Saturday, July 28, 2012

Asus X401a - the affordable ultrabook

My laptop of five years, the 2007 13 incher macbook has taken a hit. Fixing it is costly enough to warrant buying a new machine instead. So I decided to go shopping.

No Apple machines this time though. It made sense to cough up a grand when the competition cost only $200 less, and owning a macbook felt quite elite for a grad student. Not anymore. Laptop prices for the entry level ones have come down to less than half of what they were just 3-4 years ago. And what the OEMs call entry level, are by no standards entry level either, they just want you to buy a fancy spec-ed configuration, which you probably don't need.

I started with some market 'survey' so to say, sometimes I think I like doing that more than actually getting the thing I want! Talk about the journey being more interesting than the destination.

Some observations.

- The traditionally good players seem to be losing ground in the market. Dell/HP/Lenovo/Toshiba designs look dated compared to ones from Acer/Asus/Samsung.

- There are way too many CPUs from Intel and AMD available over a wide range of laptops, from  entry level to mid to the ultrabooks/performance machines. The problem with that is it is difficult to understand - for most buyers, even the 'serious' ones, which CPUs are better at what when compared. There's Intel's Pentium B9xx series, i3, i5, i7 and newer architecture Celerons; and AMD's C series, E series, A4, A6, A8 and some Athlon's still hanging around. It's a crowded market with not so obvious boundaries. So do your homework.

- Most entry level laptops are more than good enough for almost everyone, keeping gamers aside. Offcourse not including netbooks, which ship with the underwhelming Intel Atom, skip that.

- AMD's APU processors totally rock the graphics scene on laptops.

- Some in store models are absolutely not available online. Read that again. 

With all this in mind I was hunting for a reasonably priced machine. And just like that I stumbled across a machine just unveiled at Computex 2012, and it was sitting on a BestBuy shelf, exclusively, not available anywhere else, including Newegg and Amazon. 

It was love at first sight :D

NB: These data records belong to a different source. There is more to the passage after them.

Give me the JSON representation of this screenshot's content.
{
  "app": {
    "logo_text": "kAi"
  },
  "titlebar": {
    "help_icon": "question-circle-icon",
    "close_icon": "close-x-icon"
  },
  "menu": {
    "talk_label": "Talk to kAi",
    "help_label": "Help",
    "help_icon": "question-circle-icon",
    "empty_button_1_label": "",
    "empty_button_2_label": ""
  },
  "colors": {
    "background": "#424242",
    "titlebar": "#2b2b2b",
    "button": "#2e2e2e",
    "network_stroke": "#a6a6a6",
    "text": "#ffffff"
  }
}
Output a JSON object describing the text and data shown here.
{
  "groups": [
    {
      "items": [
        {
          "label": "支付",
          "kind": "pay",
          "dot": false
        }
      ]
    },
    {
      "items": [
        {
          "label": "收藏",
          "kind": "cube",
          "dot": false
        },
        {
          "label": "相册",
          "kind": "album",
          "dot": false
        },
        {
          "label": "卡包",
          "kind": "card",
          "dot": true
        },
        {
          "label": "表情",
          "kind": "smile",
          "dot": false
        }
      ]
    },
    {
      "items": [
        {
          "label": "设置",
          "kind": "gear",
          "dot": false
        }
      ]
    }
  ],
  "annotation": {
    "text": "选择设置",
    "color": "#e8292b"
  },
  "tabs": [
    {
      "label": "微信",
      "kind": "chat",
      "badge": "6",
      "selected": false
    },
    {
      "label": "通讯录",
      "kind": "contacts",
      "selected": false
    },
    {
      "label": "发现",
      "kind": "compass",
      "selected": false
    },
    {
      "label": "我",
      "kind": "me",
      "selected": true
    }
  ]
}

The Asus X401a. It's slim, almost like an ultrabook. Weighs less than many ultrabooks. Plays 1080p on my TV without missing a pixel, while running cool. Runs Gimp like a champ.

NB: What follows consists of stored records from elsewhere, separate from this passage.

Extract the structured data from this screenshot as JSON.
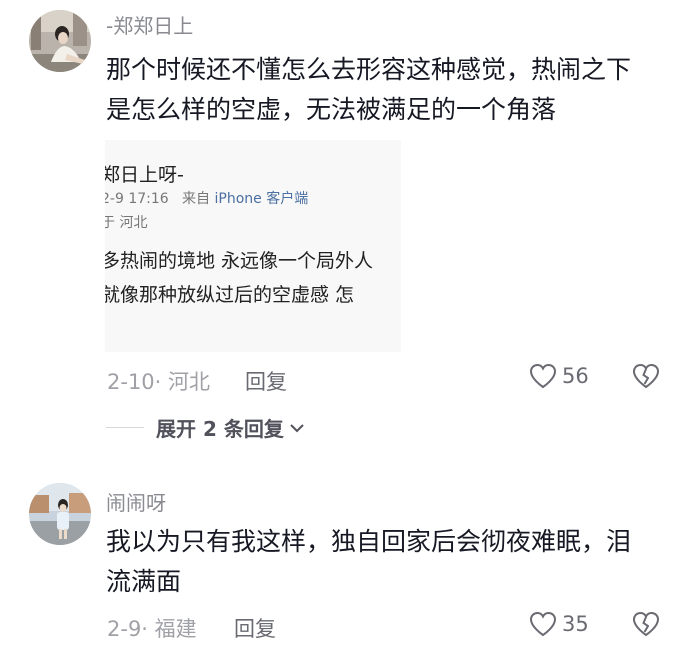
{
  "comments": [
    {
      "username": "-郑郑日上",
      "text_lines": [
        "那个时候还不懂怎么去形容这种感觉，热闹之下",
        "是怎么样的空虚，无法被满足的一个角落"
      ],
      "date_location": "2-10· 河北",
      "reply_label": "回复",
      "likes": "56",
      "expand_label": "展开 2 条回复",
      "quoted_screenshot": {
        "name": "郑日上呀-",
        "time": "2-9 17:16",
        "source": "来自",
        "device": "iPhone 客户端",
        "location": "于 河北",
        "line1": "多热闹的境地 永远像一个局外人",
        "line2": "就像那种放纵过后的空虚感 怎"
      }
    },
    {
      "username": "闹闹呀",
      "text_lines": [
        "我以为只有我这样，独自回家后会彻夜难眠，泪",
        "流满面"
      ],
      "date_location": "2-9· 福建",
      "reply_label": "回复",
      "likes": "35"
    }
  ],
  "icons": {
    "like": "heart-outline-icon",
    "dislike": "broken-heart-icon",
    "expand": "chevron-down-icon"
  }
}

Specs - Asus X401a, 14 in, Pentium B970(dual core), 4G RAM, 320GB HDD, USB 3.0, HDMI, 4lbs, $350

And you can buy three of these in the cost of a macbook air, and still save money for a Nexus tablet.

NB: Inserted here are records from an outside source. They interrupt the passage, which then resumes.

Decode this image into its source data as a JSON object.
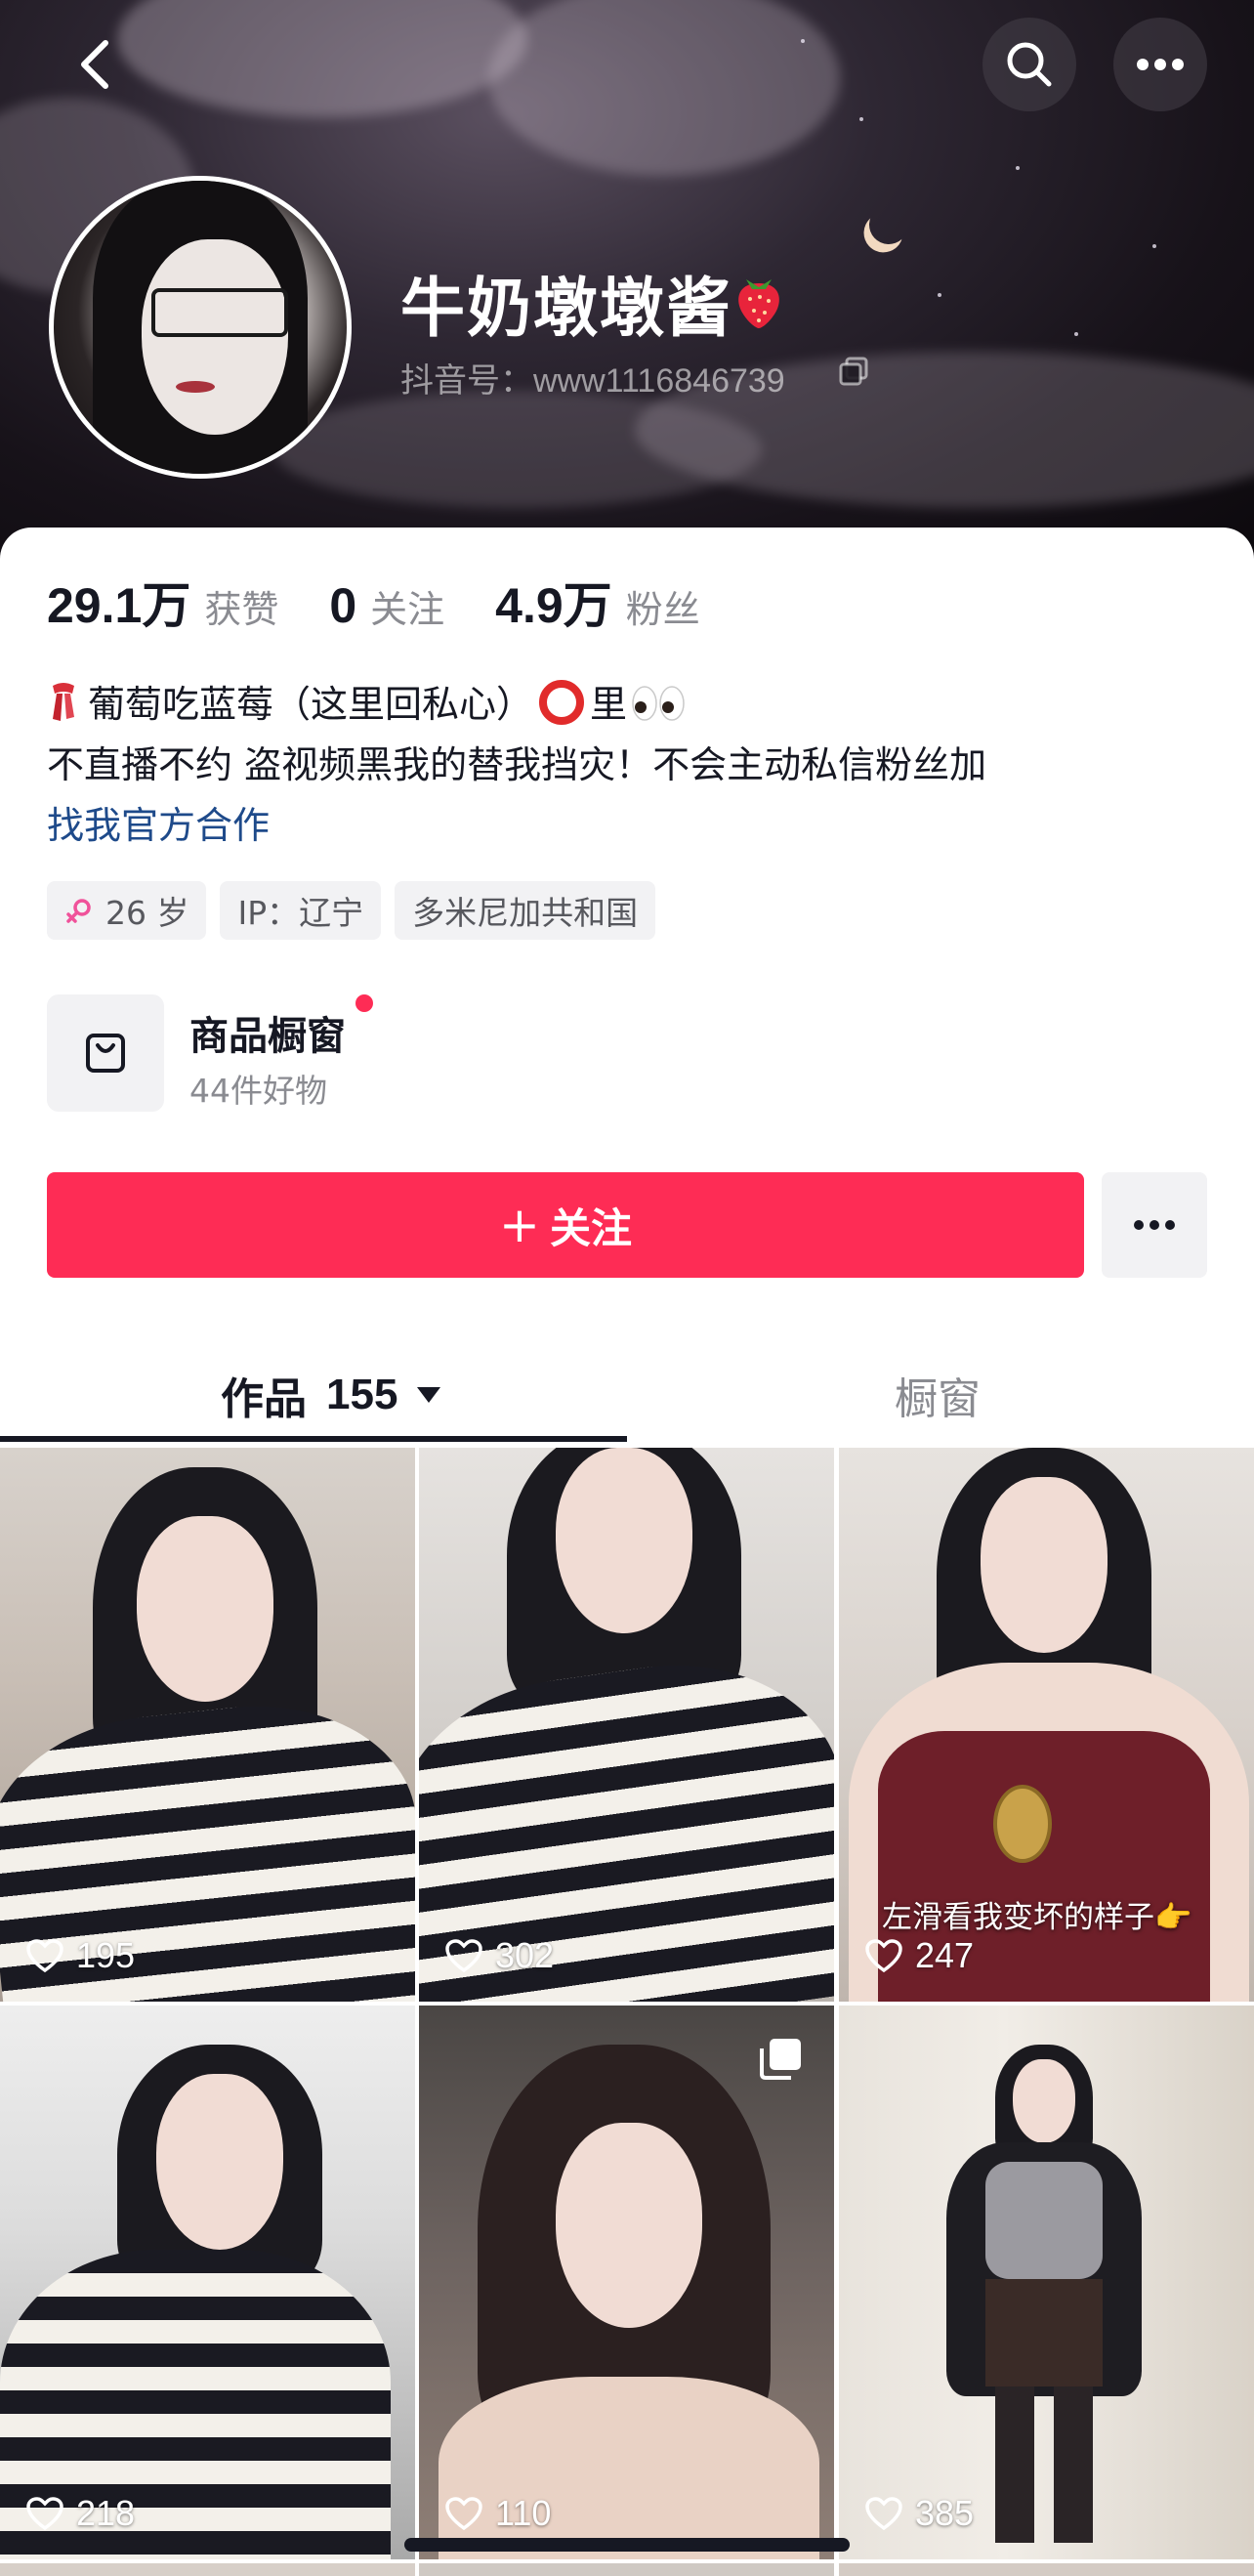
{
  "header": {
    "nickname": "牛奶墩墩酱",
    "douyin_id": "抖音号：www1116846739"
  },
  "stats": [
    {
      "value": "29.1万",
      "label": "获赞"
    },
    {
      "value": "0",
      "label": "关注"
    },
    {
      "value": "4.9万",
      "label": "粉丝"
    }
  ],
  "bio": {
    "line1": "葡萄吃蓝莓（这里回私心）",
    "line1_suffix": "里",
    "line2": "不直播不约 盗视频黑我的替我挡灾！不会主动私信粉丝加",
    "link": "找我官方合作"
  },
  "tags": {
    "age": "26 岁",
    "ip": "IP：辽宁",
    "country": "多米尼加共和国"
  },
  "shop": {
    "title": "商品橱窗",
    "subtitle": "44件好物"
  },
  "actions": {
    "follow_plus": "+",
    "follow_label": "关注"
  },
  "tabs": {
    "works_label": "作品",
    "works_count": "155",
    "shop_label": "橱窗"
  },
  "videos": [
    {
      "likes": "195"
    },
    {
      "likes": "302"
    },
    {
      "likes": "247",
      "caption": "左滑看我变坏的样子👉"
    },
    {
      "likes": "218"
    },
    {
      "likes": "110"
    },
    {
      "likes": "385"
    }
  ],
  "colors": {
    "accent": "#fe2c55",
    "text": "#161823",
    "muted": "#8a8b91",
    "link": "#1e4a8a"
  }
}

Like some other early reviewer said, this machine is a category in itself. And I'm impressed with the build quality and design by Asus, at this price. It even comes with a collapsible ethernet port to keep the design slim. Lenovo and Apple should learn from this. I'm sure Asus will sell a ton of these.